There is a lot of commotion over the state of markup specifications these days. Many strong opinions have been voiced, and objected to vehemently. The debate has raged for years and shows no signs of slowing.

You may come away from the banter asking “which is the one to rule them all?”, or perhaps your opinion is already solid. You want to use XHTML 1.1? Go for it. HTML 4.01 Transitional? Okay. XHTML 1.0 Strict. That’s fine too.

It doesn’t matter.

The cold reality is that while you absolutely should write clean, semantically correct markup, the doctype you choose doesn’t really matter. You’re skilled enough to make a nice looking page regardless of the doctype — right? Your visitors don’t care which you use. Google doesn’t care. Your boss doesn’t care. So, why should you?

Instead, spend time improving your markup, understanding the nuance of good semantics, and writing your code by hand. Some people may have a technical restraint that dictates they use a certain spec. Fine. Just pick one that works for you and use it. HTML. XHTML. Strict. Transitional. Whatever.

It doesn’t matter.

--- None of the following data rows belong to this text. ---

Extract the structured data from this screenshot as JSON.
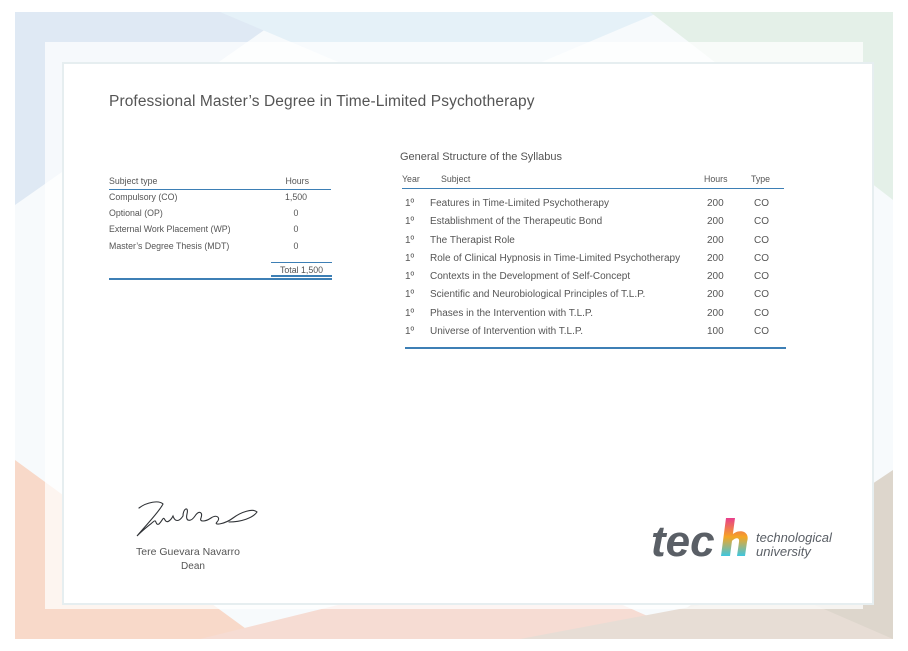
{
  "document": {
    "title": "Professional Master’s Degree in Time-Limited Psychotherapy"
  },
  "summary": {
    "header_type": "Subject type",
    "header_hours": "Hours",
    "rows": [
      {
        "type": "Compulsory (CO)",
        "hours": "1,500"
      },
      {
        "type": "Optional (OP)",
        "hours": "0"
      },
      {
        "type": "External Work Placement (WP)",
        "hours": "0"
      },
      {
        "type": "Master’s Degree Thesis (MDT)",
        "hours": "0"
      }
    ],
    "total": "Total 1,500"
  },
  "syllabus": {
    "title": "General Structure of the Syllabus",
    "headers": {
      "year": "Year",
      "subject": "Subject",
      "hours": "Hours",
      "type": "Type"
    },
    "rows": [
      {
        "year": "1º",
        "subject": "Features in Time-Limited Psychotherapy",
        "hours": "200",
        "type": "CO"
      },
      {
        "year": "1º",
        "subject": "Establishment of the Therapeutic Bond",
        "hours": "200",
        "type": "CO"
      },
      {
        "year": "1º",
        "subject": "The Therapist Role",
        "hours": "200",
        "type": "CO"
      },
      {
        "year": "1º",
        "subject": "Role of Clinical Hypnosis in Time-Limited Psychotherapy",
        "hours": "200",
        "type": "CO"
      },
      {
        "year": "1º",
        "subject": "Contexts in the Development of Self-Concept",
        "hours": "200",
        "type": "CO"
      },
      {
        "year": "1º",
        "subject": "Scientific and Neurobiological Principles of T.L.P.",
        "hours": "200",
        "type": "CO"
      },
      {
        "year": "1º",
        "subject": "Phases in the Intervention with T.L.P.",
        "hours": "200",
        "type": "CO"
      },
      {
        "year": "1º",
        "subject": "Universe of Intervention with T.L.P.",
        "hours": "100",
        "type": "CO"
      }
    ]
  },
  "signatory": {
    "name": "Tere Guevara Navarro",
    "role": "Dean"
  },
  "logo": {
    "brand": "tech",
    "line1": "technological",
    "line2": "university",
    "colors": {
      "text": "#5a5f66",
      "accent_start": "#e83e8c",
      "accent_mid": "#f5a623",
      "accent_end": "#3ec6e0"
    }
  },
  "colors": {
    "rule": "#3d7fb5",
    "text": "#555555"
  }
}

Modern browsers (and IE 6) understand HTML 4 and XHMTL just fine. Sure, there are quirks. Learn them and learn how to work with them. If you’re either lucky or brazen enough to be able to ignore IE 6, HTML 5 is fine, too. The merits and perils of each have been thoroughly discussed elsewhere. The people pushing the debate are all very well qualified, have lucid arguments, and vast experience. Perhaps most importantly, they have the ears of the brain trust in the ivory towers where specs are authored. Let them handle it.

You want to push for web standards? Great. You can do that by adhering to your chosen spec and writing clean code. Web standards are just a loosely held set of best practices, not a dogma for XHTML. Try to get a standardista to tell you which is better — HTML or XHTML. I’ll wait.

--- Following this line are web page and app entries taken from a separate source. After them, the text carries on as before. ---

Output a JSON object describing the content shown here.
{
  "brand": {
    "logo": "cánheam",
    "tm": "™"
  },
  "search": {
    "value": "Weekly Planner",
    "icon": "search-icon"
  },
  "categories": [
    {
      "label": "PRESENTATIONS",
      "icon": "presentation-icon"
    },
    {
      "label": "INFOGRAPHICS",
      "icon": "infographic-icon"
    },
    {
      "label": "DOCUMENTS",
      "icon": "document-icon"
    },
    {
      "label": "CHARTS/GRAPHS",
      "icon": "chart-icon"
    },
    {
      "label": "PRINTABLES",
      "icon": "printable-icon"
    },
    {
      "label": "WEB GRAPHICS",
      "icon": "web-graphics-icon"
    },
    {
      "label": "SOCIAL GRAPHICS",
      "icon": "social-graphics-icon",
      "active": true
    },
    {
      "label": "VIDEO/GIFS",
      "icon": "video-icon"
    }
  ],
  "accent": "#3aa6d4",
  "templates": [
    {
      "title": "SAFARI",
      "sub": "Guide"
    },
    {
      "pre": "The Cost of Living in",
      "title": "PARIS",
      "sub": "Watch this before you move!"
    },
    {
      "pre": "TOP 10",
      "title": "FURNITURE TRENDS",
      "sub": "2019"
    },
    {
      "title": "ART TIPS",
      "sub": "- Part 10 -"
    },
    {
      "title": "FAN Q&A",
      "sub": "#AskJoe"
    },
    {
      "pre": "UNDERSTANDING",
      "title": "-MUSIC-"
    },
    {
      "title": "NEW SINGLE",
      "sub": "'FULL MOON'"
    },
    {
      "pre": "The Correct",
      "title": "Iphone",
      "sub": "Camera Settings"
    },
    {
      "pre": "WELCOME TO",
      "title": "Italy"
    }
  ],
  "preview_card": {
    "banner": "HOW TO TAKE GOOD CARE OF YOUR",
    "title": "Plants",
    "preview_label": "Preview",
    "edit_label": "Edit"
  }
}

You want to validate your code? Awesome. Do that. The W3C validator works on over 20 known doctypes. You should be validating your code as a debugging and learning tool, not a license to berate other developers who’s code doesn’t pass muster.

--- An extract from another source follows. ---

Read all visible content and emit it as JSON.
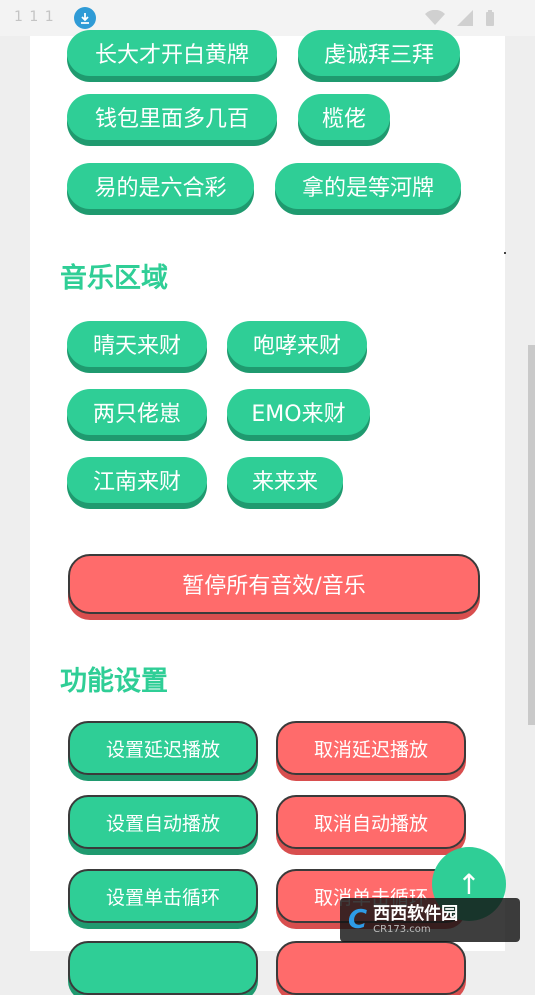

Focus on your content. Engage your visitors. Spell check your copy. Learn the art of design. Analyze your traffic. Improve your Web site’s accessibility. Get a latte. Whatever you do, don’t agonize over your doctype, or anyone else’s.

It doesn’t matter.